Data shown START

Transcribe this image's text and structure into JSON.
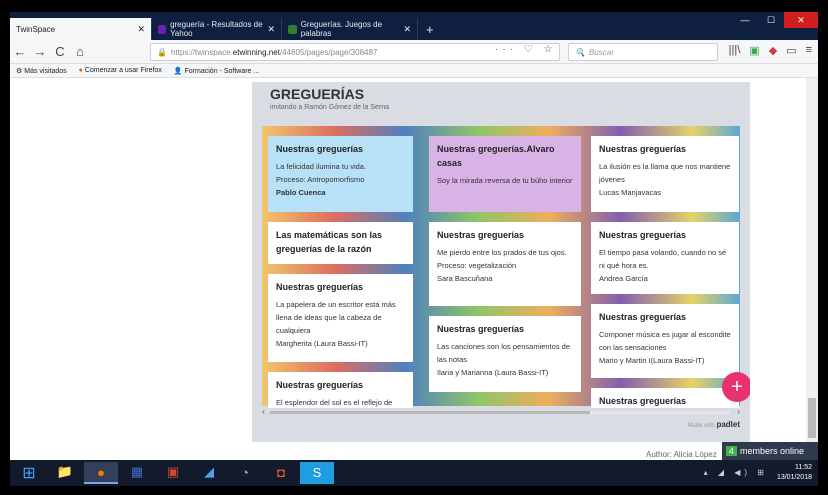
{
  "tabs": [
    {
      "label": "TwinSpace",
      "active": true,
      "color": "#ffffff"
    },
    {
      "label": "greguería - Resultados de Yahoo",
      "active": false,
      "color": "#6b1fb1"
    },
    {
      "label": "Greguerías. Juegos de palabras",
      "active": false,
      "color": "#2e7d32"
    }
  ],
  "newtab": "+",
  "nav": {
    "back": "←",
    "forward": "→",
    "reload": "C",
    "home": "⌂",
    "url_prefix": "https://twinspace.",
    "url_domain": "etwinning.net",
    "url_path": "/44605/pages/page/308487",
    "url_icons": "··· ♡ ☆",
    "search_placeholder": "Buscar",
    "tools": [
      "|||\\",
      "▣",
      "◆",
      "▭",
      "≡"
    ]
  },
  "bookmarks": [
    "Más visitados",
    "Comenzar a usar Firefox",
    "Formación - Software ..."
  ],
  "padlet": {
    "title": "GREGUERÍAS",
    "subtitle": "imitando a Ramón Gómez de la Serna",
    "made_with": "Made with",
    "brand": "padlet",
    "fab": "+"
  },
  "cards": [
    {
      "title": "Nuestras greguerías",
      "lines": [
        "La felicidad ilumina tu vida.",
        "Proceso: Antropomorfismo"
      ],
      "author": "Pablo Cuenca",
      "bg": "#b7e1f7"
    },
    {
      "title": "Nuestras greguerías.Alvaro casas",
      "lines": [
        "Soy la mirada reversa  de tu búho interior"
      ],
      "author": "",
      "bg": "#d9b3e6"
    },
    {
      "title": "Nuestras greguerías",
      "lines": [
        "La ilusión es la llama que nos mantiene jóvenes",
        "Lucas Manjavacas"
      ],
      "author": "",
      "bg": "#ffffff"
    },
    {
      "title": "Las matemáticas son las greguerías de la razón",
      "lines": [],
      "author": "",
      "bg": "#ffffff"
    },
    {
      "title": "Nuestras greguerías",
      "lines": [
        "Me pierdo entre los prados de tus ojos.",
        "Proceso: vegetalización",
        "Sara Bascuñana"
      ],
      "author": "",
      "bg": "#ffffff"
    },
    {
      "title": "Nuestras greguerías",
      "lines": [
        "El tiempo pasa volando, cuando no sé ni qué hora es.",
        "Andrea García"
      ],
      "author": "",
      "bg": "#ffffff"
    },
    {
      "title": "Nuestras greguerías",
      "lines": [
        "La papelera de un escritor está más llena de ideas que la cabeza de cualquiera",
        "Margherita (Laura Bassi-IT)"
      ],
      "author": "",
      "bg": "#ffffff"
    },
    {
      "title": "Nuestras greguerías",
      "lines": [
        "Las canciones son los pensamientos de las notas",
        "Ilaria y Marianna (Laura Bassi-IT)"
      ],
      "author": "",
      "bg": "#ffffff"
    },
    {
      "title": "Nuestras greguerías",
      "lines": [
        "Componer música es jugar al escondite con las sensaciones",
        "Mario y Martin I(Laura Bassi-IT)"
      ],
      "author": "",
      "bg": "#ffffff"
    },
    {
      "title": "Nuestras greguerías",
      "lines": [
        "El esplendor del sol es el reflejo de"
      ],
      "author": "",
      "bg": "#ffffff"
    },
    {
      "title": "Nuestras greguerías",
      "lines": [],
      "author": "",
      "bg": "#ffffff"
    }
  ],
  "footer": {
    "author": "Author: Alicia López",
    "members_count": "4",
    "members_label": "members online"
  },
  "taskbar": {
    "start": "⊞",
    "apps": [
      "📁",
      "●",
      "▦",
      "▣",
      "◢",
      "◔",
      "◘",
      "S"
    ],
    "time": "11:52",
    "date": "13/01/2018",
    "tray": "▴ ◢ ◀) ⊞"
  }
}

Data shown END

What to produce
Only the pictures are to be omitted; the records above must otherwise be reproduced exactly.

Response box
Transcribe this image's text and structure into JSON.
{
  "tabs": [
    {
      "label": "TwinSpace",
      "active": true,
      "color": "#ffffff"
    },
    {
      "label": "greguería - Resultados de Yahoo",
      "active": false,
      "color": "#6b1fb1"
    },
    {
      "label": "Greguerías. Juegos de palabras",
      "active": false,
      "color": "#2e7d32"
    }
  ],
  "newtab": "+",
  "nav": {
    "back": "←",
    "forward": "→",
    "reload": "C",
    "home": "⌂",
    "url_prefix": "https://twinspace.",
    "url_domain": "etwinning.net",
    "url_path": "/44605/pages/page/308487",
    "url_icons": "··· ♡ ☆",
    "search_placeholder": "Buscar",
    "tools": [
      "|||\\",
      "▣",
      "◆",
      "▭",
      "≡"
    ]
  },
  "bookmarks": [
    "Más visitados",
    "Comenzar a usar Firefox",
    "Formación - Software ..."
  ],
  "padlet": {
    "title": "GREGUERÍAS",
    "subtitle": "imitando a Ramón Gómez de la Serna",
    "made_with": "Made with",
    "brand": "padlet",
    "fab": "+"
  },
  "cards": [
    {
      "title": "Nuestras greguerías",
      "lines": [
        "La felicidad ilumina tu vida.",
        "Proceso: Antropomorfismo"
      ],
      "author": "Pablo Cuenca",
      "bg": "#b7e1f7"
    },
    {
      "title": "Nuestras greguerías.Alvaro casas",
      "lines": [
        "Soy la mirada reversa  de tu búho interior"
      ],
      "author": "",
      "bg": "#d9b3e6"
    },
    {
      "title": "Nuestras greguerías",
      "lines": [
        "La ilusión es la llama que nos mantiene jóvenes",
        "Lucas Manjavacas"
      ],
      "author": "",
      "bg": "#ffffff"
    },
    {
      "title": "Las matemáticas son las greguerías de la razón",
      "lines": [],
      "author": "",
      "bg": "#ffffff"
    },
    {
      "title": "Nuestras greguerías",
      "lines": [
        "Me pierdo entre los prados de tus ojos.",
        "Proceso: vegetalización",
        "Sara Bascuñana"
      ],
      "author": "",
      "bg": "#ffffff"
    },
    {
      "title": "Nuestras greguerías",
      "lines": [
        "El tiempo pasa volando, cuando no sé ni qué hora es.",
        "Andrea García"
      ],
      "author": "",
      "bg": "#ffffff"
    },
    {
      "title": "Nuestras greguerías",
      "lines": [
        "La papelera de un escritor está más llena de ideas que la cabeza de cualquiera",
        "Margherita (Laura Bassi-IT)"
      ],
      "author": "",
      "bg": "#ffffff"
    },
    {
      "title": "Nuestras greguerías",
      "lines": [
        "Las canciones son los pensamientos de las notas",
        "Ilaria y Marianna (Laura Bassi-IT)"
      ],
      "author": "",
      "bg": "#ffffff"
    },
    {
      "title": "Nuestras greguerías",
      "lines": [
        "Componer música es jugar al escondite con las sensaciones",
        "Mario y Martin I(Laura Bassi-IT)"
      ],
      "author": "",
      "bg": "#ffffff"
    },
    {
      "title": "Nuestras greguerías",
      "lines": [
        "El esplendor del sol es el reflejo de"
      ],
      "author": "",
      "bg": "#ffffff"
    },
    {
      "title": "Nuestras greguerías",
      "lines": [],
      "author": "",
      "bg": "#ffffff"
    }
  ],
  "footer": {
    "author": "Author: Alicia López",
    "members_count": "4",
    "members_label": "members online"
  },
  "taskbar": {
    "start": "⊞",
    "apps": [
      "📁",
      "●",
      "▦",
      "▣",
      "◢",
      "◔",
      "◘",
      "S"
    ],
    "time": "11:52",
    "date": "13/01/2018",
    "tray": "▴ ◢ ◀) ⊞"
  }
}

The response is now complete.